"After 20 minutes or so I began feeling more confident. That was until Vince started whacking a "fatberg" in half with a shovel – a boulder of congealed fat, condoms and baby wipes.
"It took a few seconds to reach me, but I was suddenly engulfed in a wave of noxious, sulphuric gas that hit the back of my throat with full force. My stomach clamped and I could feel I was about to vomit. Do not be sick, I commanded myself. Staring into the middle distance (at a brown baby wipe hanging from a pipe) I regained my composure and waited for the sulphuric wave to pass."
After half an hour the cameras and journalists acclimatised, a monitor intermittently beeping checked oxygen and gas levels. The sound of water being pumped into the sewer further up the line, or a tube train passing underground close by made up the ambient noise. The hum of the traffic from above. Tim waded his way into a smaller tunnel to return seconds later with a typical "fatberg", holding the heavy rugby ball sized clump at his waist.
Last year a 15-tonne ball of fat -the size of a double-decker bus- was dredged up from London's sewers. The fat sticks to anything non-biodegradable, sets hard and grows into fatbergs which have to be broken by hand using a spade or sometimes a high-pressure water hose. There are 80,000 fatberg blockages a year, costing Thames Water customers around £1 million (1.25 million euros/ $1.56 million) a month to tackle.
'Taste' lingers for weeks
A good sense of humour and plenty of dedication is required to work down the sewers, you could tell there was good dose of camaraderie amongst the gang - the sewer flushers. "It is unique being able to go down certain parts of London that other people don't get to see," Tim said. "When you look at the size of the sewer system, there's a London under London. It's a real feat of engineering. Some of the sewers are really beautiful.
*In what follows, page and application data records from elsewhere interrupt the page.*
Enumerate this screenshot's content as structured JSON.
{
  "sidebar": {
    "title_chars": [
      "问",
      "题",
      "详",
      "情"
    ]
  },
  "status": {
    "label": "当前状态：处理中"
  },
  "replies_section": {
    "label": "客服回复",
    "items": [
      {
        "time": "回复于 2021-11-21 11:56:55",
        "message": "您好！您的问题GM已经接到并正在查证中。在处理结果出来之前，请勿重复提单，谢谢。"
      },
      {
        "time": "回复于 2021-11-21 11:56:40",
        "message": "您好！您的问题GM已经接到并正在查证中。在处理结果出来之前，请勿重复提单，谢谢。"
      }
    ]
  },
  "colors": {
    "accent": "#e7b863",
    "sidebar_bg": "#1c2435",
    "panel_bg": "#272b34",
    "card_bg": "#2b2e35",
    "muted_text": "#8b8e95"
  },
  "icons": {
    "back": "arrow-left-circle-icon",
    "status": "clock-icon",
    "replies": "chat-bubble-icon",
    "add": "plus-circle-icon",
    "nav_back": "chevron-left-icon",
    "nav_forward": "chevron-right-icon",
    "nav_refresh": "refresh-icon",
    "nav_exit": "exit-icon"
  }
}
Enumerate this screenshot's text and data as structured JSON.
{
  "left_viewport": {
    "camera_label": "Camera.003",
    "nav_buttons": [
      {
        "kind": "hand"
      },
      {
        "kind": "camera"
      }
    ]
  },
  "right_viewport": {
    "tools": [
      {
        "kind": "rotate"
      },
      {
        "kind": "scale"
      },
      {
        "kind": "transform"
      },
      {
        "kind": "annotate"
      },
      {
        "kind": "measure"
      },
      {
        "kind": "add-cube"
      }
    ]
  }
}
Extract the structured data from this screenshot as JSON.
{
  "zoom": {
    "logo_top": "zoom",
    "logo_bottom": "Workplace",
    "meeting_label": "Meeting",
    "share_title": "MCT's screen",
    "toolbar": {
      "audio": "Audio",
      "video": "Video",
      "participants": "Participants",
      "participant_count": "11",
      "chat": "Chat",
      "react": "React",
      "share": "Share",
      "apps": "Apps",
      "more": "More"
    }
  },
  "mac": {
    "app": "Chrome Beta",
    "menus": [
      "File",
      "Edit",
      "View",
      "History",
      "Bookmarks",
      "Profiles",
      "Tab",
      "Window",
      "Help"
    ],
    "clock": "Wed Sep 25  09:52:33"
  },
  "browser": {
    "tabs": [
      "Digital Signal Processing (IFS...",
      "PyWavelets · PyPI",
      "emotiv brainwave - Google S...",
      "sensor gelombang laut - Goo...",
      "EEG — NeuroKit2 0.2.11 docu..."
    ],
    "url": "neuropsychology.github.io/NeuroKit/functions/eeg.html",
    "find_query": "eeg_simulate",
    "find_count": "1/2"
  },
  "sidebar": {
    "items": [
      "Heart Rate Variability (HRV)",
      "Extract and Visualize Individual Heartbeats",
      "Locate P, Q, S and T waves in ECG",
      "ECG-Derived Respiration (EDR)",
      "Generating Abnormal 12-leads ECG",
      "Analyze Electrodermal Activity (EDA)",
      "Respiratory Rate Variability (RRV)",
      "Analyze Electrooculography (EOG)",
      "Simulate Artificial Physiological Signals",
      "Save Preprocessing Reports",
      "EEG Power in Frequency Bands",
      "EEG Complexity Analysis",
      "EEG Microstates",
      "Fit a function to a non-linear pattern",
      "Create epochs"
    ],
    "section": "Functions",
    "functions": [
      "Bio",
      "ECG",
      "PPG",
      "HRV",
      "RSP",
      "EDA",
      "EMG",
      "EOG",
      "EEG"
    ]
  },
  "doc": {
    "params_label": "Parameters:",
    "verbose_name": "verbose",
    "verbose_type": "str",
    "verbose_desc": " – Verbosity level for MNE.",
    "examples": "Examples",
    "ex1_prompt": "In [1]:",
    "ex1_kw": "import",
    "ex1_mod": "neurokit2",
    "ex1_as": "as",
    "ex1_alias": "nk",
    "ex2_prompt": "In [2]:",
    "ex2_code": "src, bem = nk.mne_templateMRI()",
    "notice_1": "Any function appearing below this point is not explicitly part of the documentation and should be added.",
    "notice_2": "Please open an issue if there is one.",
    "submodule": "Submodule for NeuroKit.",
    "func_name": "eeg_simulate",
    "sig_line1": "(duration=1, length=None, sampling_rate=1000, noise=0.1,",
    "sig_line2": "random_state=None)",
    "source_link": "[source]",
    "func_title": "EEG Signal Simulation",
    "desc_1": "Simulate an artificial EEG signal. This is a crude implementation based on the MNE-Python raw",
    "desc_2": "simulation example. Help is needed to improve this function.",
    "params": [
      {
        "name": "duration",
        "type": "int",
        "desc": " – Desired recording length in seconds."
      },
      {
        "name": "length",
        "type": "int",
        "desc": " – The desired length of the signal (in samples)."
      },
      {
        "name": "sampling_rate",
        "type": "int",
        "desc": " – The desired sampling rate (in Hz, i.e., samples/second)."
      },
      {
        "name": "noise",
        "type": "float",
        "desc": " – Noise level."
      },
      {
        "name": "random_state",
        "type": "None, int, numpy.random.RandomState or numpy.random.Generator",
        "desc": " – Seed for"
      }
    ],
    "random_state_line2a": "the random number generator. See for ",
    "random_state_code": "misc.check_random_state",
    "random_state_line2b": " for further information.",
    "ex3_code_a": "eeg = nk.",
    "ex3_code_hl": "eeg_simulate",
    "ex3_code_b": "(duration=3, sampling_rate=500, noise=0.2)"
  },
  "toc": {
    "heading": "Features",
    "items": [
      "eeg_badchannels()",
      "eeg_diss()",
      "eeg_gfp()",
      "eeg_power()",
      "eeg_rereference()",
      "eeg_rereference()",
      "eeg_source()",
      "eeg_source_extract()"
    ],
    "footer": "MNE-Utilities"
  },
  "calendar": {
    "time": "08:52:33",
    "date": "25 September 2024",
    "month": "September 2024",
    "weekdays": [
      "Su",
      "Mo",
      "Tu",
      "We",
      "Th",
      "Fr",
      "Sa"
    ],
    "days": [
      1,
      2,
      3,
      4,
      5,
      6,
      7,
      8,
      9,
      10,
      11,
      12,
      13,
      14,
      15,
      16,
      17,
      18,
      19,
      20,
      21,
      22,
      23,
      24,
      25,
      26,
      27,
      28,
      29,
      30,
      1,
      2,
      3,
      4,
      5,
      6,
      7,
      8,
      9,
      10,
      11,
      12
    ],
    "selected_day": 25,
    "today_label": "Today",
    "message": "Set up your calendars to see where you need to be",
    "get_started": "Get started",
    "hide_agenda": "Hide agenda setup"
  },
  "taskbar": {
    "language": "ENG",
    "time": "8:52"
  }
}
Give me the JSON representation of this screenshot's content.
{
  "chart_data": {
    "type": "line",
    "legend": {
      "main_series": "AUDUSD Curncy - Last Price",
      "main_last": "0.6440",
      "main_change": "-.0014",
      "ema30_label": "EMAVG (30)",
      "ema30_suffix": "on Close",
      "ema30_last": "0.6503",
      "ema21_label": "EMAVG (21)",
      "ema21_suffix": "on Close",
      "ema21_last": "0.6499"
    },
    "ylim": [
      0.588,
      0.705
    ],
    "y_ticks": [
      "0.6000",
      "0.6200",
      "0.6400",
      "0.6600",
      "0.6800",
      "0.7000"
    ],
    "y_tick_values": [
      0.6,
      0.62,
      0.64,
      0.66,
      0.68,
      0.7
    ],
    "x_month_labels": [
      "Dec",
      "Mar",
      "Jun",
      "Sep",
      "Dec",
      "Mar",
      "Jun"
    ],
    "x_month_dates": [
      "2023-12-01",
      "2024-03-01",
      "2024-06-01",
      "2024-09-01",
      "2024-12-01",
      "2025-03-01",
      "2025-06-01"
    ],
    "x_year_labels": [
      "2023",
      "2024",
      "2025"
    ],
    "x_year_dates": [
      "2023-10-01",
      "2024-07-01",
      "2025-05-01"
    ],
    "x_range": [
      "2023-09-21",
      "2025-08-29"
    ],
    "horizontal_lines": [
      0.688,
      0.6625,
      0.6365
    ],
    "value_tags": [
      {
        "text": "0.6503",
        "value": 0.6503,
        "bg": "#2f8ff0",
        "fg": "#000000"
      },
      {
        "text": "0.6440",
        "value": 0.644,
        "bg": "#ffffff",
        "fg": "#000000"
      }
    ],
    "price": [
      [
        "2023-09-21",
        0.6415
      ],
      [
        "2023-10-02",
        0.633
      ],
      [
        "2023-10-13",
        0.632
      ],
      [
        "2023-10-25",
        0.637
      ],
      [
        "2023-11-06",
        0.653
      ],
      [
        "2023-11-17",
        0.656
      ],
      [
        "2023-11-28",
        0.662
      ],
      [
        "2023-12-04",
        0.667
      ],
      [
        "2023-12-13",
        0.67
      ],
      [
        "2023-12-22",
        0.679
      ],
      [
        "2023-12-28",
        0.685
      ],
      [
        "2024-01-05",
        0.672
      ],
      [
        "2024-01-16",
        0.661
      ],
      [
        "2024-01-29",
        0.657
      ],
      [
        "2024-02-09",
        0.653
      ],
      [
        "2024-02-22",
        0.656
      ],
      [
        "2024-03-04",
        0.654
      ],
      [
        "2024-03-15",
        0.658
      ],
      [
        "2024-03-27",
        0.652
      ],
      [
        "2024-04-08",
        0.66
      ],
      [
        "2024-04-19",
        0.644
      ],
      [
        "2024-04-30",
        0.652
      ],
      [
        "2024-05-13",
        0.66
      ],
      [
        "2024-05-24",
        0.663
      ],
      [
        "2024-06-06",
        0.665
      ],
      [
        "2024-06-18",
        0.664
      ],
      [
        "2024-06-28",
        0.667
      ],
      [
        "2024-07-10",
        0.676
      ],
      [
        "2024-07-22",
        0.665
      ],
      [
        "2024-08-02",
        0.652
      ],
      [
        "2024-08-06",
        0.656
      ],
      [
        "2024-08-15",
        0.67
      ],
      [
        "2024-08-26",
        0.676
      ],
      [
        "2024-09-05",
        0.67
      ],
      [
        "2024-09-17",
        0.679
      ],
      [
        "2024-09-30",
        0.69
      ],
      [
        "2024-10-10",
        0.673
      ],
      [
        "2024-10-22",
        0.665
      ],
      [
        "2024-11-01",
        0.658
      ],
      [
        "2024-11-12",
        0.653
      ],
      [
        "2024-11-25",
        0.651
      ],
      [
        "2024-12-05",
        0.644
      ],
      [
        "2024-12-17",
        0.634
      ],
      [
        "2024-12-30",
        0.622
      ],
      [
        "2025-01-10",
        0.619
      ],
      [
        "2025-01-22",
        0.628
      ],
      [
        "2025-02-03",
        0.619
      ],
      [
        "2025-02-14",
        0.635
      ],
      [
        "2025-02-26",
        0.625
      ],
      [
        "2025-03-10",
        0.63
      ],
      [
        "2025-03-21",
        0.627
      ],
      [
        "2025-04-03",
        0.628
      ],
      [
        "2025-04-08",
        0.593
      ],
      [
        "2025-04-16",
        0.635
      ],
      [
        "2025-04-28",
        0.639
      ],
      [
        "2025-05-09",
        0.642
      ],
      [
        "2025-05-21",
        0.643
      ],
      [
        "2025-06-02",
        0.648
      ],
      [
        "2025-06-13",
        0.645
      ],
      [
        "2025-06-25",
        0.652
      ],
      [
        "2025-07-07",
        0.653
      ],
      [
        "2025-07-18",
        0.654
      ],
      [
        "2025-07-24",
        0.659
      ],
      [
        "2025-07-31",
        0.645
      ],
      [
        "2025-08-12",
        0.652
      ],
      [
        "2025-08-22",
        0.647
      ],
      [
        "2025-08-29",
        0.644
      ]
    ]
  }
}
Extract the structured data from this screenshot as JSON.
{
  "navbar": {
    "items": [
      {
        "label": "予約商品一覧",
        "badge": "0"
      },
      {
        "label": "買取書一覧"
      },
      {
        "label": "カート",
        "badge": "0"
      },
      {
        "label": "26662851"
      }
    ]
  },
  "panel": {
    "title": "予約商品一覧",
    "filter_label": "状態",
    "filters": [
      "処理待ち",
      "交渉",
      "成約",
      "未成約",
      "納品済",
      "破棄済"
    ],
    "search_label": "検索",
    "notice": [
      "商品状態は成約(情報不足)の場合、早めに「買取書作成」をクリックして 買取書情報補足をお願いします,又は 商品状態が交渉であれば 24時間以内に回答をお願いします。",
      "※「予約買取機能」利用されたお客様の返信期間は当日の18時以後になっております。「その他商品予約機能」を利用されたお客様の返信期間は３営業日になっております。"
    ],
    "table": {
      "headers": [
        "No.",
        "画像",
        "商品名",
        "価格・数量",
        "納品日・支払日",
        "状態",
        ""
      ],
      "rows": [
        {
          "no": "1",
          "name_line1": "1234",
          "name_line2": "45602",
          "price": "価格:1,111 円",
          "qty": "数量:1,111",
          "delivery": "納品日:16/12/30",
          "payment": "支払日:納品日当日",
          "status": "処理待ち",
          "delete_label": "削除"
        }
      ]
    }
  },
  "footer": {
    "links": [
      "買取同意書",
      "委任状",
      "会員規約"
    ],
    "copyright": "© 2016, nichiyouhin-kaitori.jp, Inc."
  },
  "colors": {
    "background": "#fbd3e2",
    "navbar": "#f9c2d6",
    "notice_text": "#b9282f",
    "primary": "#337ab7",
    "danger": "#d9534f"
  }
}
The brickwork is just amazing."
The harness line was dropped down the ladder shaft. The boys on top shouted down, ‘It's been two hours!’ The time went by surprisingly quickly. It was a challenge shooting pictures, and tiring. I shot everything on my wide angle lens using only the helmet torches and LED light from Helen's video camera. By now my cameras were pretty soiled. The gloop, the lava, the crap stuck in the grip, straps and buttons of my Canon.
AFP reporters Robin Millard (L), Adrian Dennis and Helen Percival (R) emerge from Regent sewer in London
(AFP Photo / Adrian Dennis)
"I learned to keep my lips sealed while making my way back out of the manhole," said Helen."You never know what might fall down into your open mouth. As I hungrily gulped down lungfulls of fresh air one of the flushers explained you can often 'taste' the sewer up to two weeks after visiting it. Wonderful I thought. Do not be sick, just do not be sick.”
After climbing back to the surface, an epic cleaning session followed. Beforehand, a couple of group photos of the intrepid reporters from AFP dressed in our slightly less whiter than white outfits. Vince rolled onto his back ready for Tim to pull off his waders. Proclaiming he had a hole in his boot, proving it by wringing his sock in the gutter and leaving footprints across the pavement. Business people passed by, quizzically looking in our direction. Some acknowledging the problem of "fatbergs".
Walking back to my motorcycle to begin the journey home I needed to eat something. Despite washing my hands three times I negotiated a packet of crisps by tipping the packet into my mouth afraid of touching anything edible. Once home my wife's sense of humour was evident as she produced a bowl of chili-con-carne for my tea. For some reason, it didn't taste quite how it usually does.
Adrian Dennis is an AFP photographer based in London. View more of his work here::video YouTube id='6MNTp5UcBbs' width='620'::